Does natalizumab, a medication used to treat multiple sclerosis, have potential for producing therapeutic effects against COVID-19?

Bottom Line:

This is the first case report to propose the potential use of natalizumab, an effective treatment for multiple sclerosis, in preventing the binding of COVID-19 to human cells.

Reference:

Aguirre, C. et al. Covid-19 in a patient with multiple sclerosis treated with natalizumab: May the blockade of integrins have a protective role? Multiple Sclerosis and Related Disorders (2020). https://doi.org/10.1016/j.msard.2020.102250

Date Published:

3 June 2020

Synopsis:

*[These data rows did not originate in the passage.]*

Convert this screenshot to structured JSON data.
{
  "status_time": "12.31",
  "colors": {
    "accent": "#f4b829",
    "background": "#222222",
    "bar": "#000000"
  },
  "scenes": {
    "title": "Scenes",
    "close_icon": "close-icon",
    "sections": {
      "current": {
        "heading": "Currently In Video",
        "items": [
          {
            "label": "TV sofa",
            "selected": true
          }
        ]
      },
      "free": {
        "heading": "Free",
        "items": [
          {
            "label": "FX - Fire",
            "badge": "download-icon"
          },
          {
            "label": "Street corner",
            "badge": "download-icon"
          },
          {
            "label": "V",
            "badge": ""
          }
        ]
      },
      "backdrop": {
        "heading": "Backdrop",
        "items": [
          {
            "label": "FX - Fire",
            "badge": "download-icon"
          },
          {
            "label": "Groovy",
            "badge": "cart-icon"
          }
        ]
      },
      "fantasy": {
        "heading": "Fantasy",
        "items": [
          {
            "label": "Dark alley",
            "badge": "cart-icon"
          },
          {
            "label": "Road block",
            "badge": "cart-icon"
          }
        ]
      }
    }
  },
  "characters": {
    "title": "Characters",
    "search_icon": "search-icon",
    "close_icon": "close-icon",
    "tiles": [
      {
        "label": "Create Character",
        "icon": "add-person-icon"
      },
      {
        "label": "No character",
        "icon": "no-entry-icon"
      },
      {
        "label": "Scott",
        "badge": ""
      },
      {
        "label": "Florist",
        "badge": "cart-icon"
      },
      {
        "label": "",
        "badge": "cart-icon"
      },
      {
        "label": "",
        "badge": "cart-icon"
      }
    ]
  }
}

Multiple sclerosis (MS) is a chronic disease of the central nervous system caused by inflammation. Given that patients are immunosuppressed, new recommendations have been proposed for MS treatment to reduce the risk of infection and the number of hospital visits during the COVID-19 pandemic. Moreover, patients are given a longer dose of natalizumab, a drug that blocks receptors known as integrins. Integrins are cell surface receptors that are important for cell binding, migration and signalling. It is hypothesized that COVID-19 binds to these cell surface receptors allowing for entry into human cells. This paper looks into a case where a patient, diagnosed with MS in 2013, was treated with natalizumab 48 hours before developing COVID-19 symptoms. The patient recovered quickly within one week with repeated negative results for COVID-19. It is proposed that the blockage of integrin receptors by natalizumab prevented some of the virus from binding therefore reducing the ability of the virus to replicate.

Summary by: Eugenia Yeung